Read through the records. Copy each line that has the word "name".

---- Data to process

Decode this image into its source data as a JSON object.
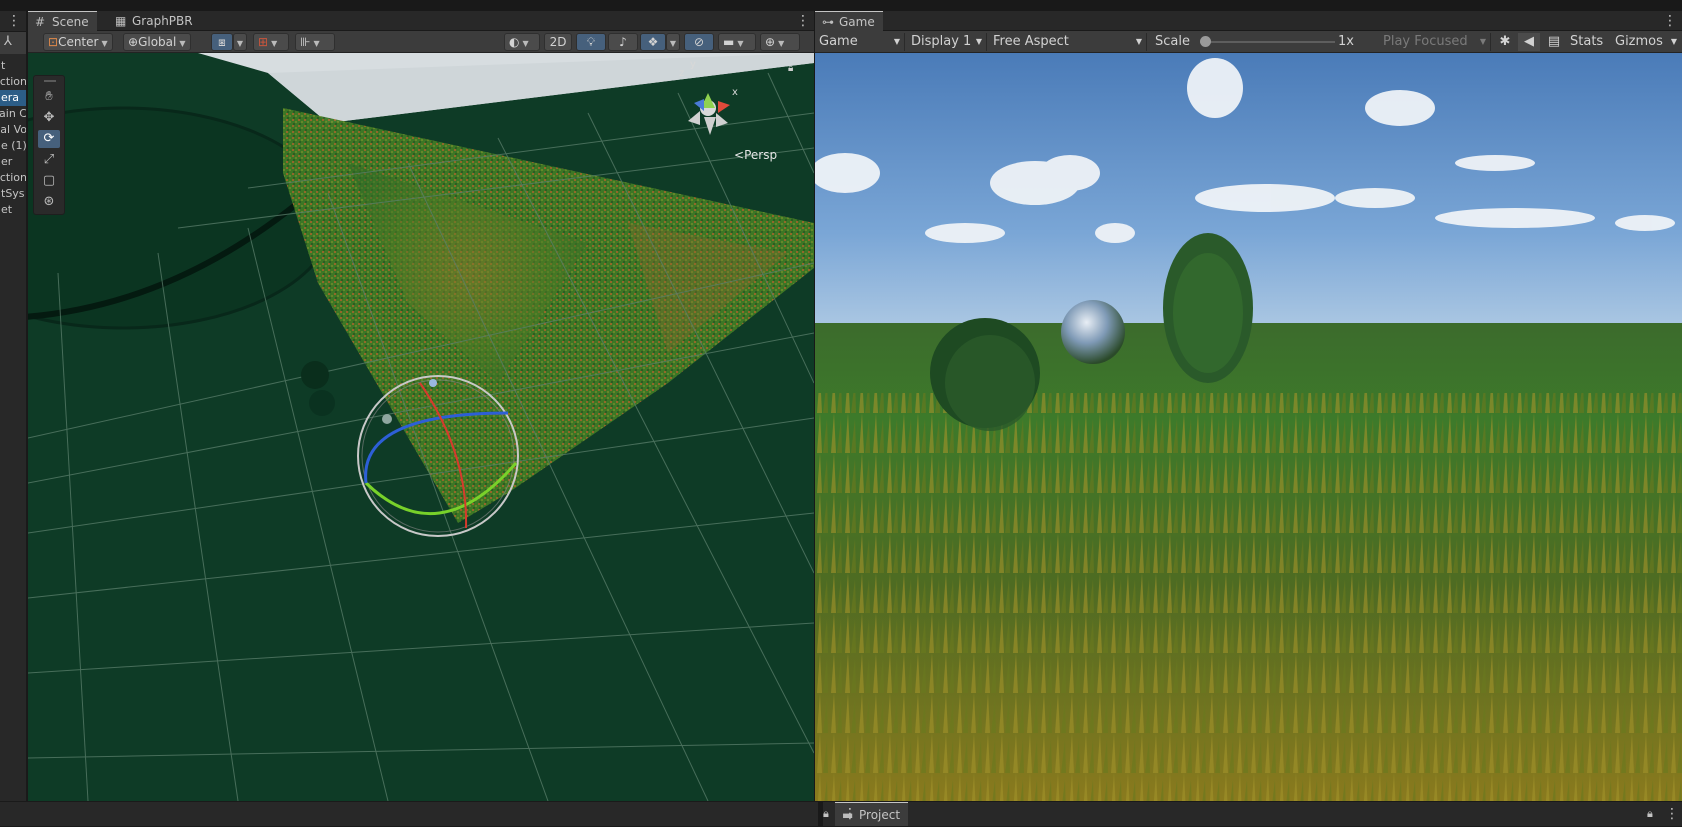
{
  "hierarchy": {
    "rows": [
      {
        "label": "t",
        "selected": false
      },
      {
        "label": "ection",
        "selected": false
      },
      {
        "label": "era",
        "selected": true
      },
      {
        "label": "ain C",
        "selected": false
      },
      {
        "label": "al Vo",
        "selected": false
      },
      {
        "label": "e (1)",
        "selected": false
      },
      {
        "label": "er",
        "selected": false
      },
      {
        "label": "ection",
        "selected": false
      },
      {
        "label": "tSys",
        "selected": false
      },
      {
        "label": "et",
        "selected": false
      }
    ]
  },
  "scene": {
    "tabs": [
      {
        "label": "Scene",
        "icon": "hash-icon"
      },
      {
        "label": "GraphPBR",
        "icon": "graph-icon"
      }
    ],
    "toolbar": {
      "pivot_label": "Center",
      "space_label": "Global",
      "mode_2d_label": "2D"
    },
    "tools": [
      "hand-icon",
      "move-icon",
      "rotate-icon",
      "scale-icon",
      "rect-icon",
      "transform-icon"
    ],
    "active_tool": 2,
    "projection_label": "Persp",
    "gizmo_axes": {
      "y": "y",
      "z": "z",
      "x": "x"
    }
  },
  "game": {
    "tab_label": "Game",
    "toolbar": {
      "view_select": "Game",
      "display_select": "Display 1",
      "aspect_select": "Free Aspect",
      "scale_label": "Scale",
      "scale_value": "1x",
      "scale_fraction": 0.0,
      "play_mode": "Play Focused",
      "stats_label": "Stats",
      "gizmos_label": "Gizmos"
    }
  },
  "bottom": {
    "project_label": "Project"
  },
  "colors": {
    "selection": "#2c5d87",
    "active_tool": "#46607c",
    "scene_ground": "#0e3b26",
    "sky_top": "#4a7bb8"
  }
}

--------
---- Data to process

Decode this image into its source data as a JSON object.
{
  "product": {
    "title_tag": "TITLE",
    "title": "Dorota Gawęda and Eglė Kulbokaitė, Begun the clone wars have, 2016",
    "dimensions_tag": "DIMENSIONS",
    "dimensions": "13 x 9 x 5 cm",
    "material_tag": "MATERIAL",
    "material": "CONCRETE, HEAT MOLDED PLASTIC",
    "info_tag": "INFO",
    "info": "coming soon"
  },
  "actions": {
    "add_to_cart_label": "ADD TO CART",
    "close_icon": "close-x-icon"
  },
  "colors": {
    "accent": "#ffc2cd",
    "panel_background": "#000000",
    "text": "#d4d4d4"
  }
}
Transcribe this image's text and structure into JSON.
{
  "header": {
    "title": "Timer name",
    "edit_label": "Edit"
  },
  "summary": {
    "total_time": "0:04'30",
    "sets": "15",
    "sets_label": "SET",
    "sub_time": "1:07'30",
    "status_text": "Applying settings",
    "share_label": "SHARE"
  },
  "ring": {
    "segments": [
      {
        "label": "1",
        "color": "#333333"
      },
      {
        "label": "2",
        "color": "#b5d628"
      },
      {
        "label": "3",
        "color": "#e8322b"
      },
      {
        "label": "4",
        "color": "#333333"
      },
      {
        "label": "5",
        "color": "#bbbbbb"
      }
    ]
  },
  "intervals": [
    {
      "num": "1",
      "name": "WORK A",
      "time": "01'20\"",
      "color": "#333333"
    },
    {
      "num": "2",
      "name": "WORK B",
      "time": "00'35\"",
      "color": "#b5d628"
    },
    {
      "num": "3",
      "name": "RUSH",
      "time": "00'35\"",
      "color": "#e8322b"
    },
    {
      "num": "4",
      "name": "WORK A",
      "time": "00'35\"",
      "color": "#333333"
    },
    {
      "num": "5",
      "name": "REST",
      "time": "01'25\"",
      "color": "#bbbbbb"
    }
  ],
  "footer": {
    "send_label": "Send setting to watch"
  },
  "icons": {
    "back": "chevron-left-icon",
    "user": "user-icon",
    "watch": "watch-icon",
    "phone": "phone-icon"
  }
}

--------

- Solution to this exercise -
    "title": "Timer name",
      "name": "WORK A",
      "name": "WORK B",
      "name": "RUSH",
      "name": "WORK A",
      "name": "REST",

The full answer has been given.